  • Lou_BC "The Cannonball Run" "The Gumball Rally""Corvette Summer""Duel""Gone in 60 Seconds"
  • Wjtinfwb I really don't care about charging stations, EVs, their drivers or the issues that seem to plague them and the ownership experience. My use case requires much better range and fueling options than what EVs offer, at least current state. If an EV works for you, great. It doesn't work for me and that's OK as well. hat I object to however, is the Government involvement in a personal use decision and trying to force a technology into widespread adoption when it and its support network is clearly not ready. I also object to Federal dollars, gleaned from the taxpayers being used to subsidize this nascent technology and most importantly, I object to the gaslighting by the Administration that tries to convince consumers that range isn't an issue. Recharging isn't an issue. Cold weather isn't an issue. Fires aren't an issue. The ownership experience disappointment is validated by the poor resale value of EV's and the McKinsey report that states that 50% of EV owners plan to switch back to a gas powered vehicle. I don't have the disposable income to make a 40k mistake and take a beating on getting rid of it. But again, if it works for you, that's what matters. Cheers.
  • MKizzy The top executives of many of the Fortune 500 companies support GOP candidates with their votes and donations while happily filling their corporate coffers with Progressive dollars. Unlike Musk however, they're smart enough to at least try to keep it to themselves.
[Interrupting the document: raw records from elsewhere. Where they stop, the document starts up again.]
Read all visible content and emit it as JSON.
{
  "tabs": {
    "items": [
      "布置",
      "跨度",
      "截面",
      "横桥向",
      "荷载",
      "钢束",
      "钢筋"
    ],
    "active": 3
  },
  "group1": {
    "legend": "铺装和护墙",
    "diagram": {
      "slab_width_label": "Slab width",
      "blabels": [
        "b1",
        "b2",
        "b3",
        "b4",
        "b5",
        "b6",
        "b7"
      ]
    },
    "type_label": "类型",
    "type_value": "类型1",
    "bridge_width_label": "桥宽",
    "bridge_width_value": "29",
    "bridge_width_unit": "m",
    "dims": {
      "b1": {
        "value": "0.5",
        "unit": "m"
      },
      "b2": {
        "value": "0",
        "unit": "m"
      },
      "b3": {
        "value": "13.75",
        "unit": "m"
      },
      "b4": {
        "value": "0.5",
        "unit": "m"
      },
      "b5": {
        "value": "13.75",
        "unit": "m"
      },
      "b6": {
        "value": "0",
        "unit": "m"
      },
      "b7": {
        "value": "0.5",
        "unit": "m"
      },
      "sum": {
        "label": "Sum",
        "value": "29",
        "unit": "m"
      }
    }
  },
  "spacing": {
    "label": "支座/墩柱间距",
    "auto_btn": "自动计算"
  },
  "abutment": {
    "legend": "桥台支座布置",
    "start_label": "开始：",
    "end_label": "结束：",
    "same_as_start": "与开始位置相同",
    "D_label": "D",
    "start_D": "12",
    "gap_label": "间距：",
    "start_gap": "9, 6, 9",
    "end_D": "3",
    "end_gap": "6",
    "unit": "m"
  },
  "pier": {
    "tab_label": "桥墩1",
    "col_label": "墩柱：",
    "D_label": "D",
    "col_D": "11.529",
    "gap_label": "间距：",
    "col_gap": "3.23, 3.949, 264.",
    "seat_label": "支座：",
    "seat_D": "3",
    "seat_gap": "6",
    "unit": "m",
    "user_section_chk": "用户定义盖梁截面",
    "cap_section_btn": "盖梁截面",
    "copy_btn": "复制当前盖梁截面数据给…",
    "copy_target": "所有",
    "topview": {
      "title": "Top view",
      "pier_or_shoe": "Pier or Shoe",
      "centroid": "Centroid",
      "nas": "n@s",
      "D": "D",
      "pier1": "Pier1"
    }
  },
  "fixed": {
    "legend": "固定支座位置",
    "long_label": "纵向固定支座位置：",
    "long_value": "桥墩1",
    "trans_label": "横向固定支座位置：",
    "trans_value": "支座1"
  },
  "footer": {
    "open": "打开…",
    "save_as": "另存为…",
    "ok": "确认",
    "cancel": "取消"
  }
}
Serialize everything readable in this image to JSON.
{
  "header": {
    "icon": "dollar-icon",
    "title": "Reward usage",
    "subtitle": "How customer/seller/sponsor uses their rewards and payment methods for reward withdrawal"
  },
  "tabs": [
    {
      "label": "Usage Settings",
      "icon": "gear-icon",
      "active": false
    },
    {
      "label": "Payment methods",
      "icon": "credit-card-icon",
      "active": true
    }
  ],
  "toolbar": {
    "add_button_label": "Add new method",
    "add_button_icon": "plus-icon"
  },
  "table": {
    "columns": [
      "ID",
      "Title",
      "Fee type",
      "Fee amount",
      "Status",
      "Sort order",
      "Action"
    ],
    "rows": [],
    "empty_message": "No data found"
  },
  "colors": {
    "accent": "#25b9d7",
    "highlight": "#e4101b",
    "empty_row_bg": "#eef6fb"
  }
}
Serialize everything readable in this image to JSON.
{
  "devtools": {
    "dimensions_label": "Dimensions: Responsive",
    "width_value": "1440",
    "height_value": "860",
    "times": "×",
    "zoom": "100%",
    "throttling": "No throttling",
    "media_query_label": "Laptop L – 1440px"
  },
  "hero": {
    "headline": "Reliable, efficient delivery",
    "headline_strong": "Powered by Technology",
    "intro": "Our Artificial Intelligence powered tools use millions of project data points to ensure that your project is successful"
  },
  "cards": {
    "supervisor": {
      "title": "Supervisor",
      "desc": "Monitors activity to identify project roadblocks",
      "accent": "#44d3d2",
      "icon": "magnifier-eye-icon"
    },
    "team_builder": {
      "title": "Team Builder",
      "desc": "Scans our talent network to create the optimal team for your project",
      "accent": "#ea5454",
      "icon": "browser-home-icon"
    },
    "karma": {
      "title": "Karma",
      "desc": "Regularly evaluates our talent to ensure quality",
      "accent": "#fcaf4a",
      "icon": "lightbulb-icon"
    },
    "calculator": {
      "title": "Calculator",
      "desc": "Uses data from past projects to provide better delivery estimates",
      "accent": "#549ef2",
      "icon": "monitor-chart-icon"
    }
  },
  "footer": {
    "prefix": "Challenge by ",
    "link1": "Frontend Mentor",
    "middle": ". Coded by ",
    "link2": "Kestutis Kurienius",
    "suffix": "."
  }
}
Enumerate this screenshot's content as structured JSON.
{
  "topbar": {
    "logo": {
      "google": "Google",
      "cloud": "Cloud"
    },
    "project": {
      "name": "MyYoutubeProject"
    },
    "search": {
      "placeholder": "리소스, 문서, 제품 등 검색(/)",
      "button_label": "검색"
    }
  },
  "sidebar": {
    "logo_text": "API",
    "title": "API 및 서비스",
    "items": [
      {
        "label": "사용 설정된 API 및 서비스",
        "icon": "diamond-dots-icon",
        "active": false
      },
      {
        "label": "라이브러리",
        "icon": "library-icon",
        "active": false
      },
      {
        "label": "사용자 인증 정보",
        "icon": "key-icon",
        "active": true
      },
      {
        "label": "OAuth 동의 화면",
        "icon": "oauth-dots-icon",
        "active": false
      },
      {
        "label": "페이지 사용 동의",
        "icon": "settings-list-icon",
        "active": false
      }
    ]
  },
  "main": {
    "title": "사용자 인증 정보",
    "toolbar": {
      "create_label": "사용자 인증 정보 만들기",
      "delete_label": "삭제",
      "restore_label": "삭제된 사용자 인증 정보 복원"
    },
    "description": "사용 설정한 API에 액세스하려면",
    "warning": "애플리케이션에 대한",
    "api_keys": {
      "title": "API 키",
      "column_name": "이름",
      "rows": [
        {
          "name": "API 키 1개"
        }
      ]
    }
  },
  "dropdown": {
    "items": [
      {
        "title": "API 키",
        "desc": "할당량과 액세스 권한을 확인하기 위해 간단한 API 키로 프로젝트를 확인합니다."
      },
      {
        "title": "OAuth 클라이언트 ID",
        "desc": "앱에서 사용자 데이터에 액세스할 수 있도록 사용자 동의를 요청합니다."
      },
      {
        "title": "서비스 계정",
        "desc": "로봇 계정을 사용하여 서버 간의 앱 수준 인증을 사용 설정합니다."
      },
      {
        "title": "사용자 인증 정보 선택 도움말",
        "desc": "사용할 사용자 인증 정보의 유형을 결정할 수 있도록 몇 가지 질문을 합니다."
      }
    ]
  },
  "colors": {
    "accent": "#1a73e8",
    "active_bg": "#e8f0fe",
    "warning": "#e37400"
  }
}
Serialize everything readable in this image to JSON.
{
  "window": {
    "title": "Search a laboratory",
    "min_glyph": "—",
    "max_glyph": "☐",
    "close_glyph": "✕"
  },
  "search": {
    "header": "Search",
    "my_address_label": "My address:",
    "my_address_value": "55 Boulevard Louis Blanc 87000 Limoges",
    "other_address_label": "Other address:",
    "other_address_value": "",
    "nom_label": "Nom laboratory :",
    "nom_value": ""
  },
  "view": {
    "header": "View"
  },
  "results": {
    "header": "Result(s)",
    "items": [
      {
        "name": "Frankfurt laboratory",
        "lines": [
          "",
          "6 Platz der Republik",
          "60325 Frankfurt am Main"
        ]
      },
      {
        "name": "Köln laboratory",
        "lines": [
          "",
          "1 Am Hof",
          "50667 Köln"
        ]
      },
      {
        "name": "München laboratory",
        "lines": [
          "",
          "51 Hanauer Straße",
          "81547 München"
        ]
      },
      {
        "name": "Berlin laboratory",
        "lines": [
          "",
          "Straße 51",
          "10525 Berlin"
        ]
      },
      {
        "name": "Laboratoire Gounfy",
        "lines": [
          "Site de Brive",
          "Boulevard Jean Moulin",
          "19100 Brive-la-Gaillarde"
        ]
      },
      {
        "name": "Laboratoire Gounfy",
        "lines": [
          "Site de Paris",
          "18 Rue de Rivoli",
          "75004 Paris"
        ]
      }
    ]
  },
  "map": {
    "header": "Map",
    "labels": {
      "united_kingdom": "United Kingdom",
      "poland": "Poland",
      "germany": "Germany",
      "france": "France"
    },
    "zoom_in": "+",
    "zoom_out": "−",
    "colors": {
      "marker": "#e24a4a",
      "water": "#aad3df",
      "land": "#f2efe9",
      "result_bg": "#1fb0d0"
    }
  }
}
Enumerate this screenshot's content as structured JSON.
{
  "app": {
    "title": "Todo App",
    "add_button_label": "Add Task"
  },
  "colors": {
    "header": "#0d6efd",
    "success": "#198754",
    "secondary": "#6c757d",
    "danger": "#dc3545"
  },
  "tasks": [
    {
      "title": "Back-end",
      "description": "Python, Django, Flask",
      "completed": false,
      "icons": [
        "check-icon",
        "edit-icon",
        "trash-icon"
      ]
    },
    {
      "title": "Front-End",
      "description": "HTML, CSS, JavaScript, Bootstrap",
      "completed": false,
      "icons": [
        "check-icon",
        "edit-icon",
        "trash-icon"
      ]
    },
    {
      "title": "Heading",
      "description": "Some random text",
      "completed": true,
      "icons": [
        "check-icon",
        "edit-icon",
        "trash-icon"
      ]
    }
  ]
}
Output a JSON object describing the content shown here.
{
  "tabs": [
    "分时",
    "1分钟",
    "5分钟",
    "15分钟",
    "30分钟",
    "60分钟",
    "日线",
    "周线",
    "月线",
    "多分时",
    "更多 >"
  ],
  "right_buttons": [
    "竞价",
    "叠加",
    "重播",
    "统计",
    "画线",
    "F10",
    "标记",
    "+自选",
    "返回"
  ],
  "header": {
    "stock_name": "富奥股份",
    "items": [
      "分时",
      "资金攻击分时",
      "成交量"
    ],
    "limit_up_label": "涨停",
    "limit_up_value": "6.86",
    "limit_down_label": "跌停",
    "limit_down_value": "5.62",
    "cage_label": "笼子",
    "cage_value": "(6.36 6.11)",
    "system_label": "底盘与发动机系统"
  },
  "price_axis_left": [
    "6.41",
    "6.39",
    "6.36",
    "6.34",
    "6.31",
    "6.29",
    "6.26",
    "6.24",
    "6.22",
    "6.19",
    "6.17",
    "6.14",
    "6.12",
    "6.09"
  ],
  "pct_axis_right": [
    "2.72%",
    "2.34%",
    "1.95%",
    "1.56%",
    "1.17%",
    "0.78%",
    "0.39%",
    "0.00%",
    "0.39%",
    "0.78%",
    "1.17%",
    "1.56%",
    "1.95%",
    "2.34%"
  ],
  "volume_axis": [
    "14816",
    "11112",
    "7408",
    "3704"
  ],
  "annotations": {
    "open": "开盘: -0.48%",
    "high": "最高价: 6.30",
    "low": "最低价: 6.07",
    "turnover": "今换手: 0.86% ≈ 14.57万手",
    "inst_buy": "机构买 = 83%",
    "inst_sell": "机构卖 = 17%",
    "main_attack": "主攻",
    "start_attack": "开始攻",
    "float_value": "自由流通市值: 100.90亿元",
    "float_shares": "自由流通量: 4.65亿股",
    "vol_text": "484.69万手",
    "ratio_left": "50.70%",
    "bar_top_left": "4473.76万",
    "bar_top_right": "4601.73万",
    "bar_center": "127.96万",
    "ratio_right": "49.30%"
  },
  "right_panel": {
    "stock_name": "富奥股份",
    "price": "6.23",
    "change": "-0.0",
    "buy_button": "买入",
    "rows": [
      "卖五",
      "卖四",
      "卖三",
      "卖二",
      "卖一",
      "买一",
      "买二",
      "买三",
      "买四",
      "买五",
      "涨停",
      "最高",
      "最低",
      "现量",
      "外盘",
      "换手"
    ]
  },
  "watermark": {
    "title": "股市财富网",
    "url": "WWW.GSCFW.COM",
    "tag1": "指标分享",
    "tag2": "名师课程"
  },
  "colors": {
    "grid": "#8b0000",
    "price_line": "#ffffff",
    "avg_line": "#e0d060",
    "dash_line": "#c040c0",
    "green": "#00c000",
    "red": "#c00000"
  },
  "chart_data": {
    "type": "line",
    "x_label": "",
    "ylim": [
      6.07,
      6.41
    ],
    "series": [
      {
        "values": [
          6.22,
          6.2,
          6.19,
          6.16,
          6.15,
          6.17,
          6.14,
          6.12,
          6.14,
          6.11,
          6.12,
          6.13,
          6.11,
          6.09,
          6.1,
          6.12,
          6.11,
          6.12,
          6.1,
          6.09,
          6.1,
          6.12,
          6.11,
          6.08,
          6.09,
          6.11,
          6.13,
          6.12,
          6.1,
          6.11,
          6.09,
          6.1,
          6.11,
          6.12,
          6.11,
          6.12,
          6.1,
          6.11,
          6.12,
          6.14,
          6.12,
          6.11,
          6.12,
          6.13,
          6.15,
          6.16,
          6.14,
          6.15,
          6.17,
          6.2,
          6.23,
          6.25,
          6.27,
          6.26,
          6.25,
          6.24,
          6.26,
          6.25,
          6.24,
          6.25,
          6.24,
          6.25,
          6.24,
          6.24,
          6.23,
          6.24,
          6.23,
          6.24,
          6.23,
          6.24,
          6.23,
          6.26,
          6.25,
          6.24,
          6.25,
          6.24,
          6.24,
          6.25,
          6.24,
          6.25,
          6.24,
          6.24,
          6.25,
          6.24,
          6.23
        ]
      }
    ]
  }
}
Perhaps Musk's political openness combined with his seemingly declining interest in Tesla is a sign he'll abandon Tesla by the end of the decade.
  • Jpolicke I don't know of any gas stations with a single pump.